Julian Assange on WikiLeaks, War and Resisting Government Crackdown
2010 can be defined as the year of WikiLeaks. The whisteblowing website first made headlines around the world in April when it released a video of a U.S. helicopter gunship indiscriminately firing on Iraqi civilians killing 12 people, including two Reuters news staff. In July, WikiLeaks created a bigger firestorm when it published more than 90,000 classified U.S. military war logs of the war in Afghanistan. Then in October, WikiLeaks published some 390,000 classified U.S. documents on the war in Iraq—the largest intelligence leak in U.S. history and the greatest internal account of any war on public record. And in November WikiLeaks began releasing a giant trove of confidential State Department cables that sent shockwaves through the global diplomatic establishment. Throughout it all, WikiLeaks and its founder Julian Assange were targeted by the U.S. and other governments around the world. We play our interviews with Assange and with Pentagon Papers whistleblower Daniel Ellsberg.

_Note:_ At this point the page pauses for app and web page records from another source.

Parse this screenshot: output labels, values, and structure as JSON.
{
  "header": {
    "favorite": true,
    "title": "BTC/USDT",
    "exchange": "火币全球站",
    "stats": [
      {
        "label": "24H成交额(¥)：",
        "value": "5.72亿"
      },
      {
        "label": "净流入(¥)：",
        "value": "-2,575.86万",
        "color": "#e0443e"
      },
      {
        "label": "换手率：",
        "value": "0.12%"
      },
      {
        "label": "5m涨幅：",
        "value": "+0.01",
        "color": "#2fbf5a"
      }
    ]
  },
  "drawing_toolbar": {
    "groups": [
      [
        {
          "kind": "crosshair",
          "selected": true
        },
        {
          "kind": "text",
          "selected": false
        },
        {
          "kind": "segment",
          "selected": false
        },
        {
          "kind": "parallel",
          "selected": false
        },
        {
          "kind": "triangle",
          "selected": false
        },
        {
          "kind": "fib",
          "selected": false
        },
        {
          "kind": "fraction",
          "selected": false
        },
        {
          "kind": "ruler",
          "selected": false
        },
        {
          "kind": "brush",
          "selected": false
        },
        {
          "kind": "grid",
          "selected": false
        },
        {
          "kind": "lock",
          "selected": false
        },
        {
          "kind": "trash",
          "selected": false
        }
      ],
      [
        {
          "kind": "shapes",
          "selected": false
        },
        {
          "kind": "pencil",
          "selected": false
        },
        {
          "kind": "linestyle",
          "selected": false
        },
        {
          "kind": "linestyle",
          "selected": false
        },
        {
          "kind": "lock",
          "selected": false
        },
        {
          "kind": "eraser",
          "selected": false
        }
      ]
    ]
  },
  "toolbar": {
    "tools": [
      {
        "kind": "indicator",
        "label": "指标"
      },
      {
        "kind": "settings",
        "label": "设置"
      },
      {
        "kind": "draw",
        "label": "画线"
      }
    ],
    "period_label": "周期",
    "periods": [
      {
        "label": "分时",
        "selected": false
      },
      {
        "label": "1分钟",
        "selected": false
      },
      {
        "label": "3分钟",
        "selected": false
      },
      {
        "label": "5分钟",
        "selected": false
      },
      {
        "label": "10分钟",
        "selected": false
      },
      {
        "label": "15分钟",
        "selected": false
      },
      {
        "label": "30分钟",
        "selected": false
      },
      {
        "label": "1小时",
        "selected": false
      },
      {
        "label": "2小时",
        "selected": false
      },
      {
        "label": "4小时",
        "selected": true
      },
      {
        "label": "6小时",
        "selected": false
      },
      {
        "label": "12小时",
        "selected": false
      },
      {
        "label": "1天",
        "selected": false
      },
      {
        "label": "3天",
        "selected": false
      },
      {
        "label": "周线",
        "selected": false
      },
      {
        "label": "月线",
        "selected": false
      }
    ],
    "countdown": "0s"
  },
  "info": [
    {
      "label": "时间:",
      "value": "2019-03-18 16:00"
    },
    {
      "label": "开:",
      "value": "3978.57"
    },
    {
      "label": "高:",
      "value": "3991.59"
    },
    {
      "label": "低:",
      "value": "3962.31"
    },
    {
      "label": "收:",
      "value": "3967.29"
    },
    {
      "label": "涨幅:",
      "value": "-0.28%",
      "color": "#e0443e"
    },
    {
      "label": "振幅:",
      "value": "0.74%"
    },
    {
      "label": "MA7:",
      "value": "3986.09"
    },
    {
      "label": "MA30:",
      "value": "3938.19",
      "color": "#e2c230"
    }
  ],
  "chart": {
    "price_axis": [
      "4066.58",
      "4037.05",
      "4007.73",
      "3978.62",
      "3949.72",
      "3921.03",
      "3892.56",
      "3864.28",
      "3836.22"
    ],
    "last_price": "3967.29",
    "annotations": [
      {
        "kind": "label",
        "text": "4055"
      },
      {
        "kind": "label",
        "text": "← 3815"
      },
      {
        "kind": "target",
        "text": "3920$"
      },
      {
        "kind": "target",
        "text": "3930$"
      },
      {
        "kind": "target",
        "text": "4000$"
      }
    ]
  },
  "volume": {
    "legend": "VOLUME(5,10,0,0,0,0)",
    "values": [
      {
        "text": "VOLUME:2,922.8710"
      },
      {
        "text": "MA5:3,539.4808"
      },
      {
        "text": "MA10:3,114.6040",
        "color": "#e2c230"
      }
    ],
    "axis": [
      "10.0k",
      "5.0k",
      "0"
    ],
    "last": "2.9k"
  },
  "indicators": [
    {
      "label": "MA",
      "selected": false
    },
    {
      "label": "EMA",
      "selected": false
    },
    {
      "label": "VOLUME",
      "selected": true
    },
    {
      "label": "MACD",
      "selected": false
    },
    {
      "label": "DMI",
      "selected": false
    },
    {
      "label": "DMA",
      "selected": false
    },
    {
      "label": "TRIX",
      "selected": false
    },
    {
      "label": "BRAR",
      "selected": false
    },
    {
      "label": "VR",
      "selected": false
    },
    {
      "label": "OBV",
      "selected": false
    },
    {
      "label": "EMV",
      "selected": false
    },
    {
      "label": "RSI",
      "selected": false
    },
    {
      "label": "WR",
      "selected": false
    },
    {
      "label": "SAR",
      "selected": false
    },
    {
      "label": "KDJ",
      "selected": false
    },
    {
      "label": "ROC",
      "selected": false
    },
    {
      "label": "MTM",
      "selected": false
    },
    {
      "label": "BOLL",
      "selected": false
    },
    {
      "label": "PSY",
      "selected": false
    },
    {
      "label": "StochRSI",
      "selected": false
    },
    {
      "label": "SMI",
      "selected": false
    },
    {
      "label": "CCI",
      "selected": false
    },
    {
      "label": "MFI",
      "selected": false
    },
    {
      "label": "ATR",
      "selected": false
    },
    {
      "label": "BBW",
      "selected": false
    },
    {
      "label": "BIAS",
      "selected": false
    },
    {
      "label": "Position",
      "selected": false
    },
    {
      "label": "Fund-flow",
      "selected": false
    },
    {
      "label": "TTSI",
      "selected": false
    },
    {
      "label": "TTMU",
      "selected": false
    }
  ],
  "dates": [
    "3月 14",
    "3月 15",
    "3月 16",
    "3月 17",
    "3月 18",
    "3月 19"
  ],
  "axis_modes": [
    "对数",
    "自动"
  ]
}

Pentagon Whistleblower Daniel Ellsberg: Julian Assange is Not a Terrorist
After WikiLeaks founder Julian Assange was arrested in London, an international group of former intelligence officers and ex-government officials released a statement in support of his work. We speak to one of the signatories, Daniel Ellsberg, the famous whistleblower who leaked the Pentagon Papers about the Vietnam War in 1971. "If I released the Pentagon Papers today, the same rhetoric and the same calls would be made about me," Ellsberg says. "I would be called not only a traitor—which I was then, which was false and slanderous—but I would be called a terrorist... Assange and Bradley Manning are no more terrorists than I am."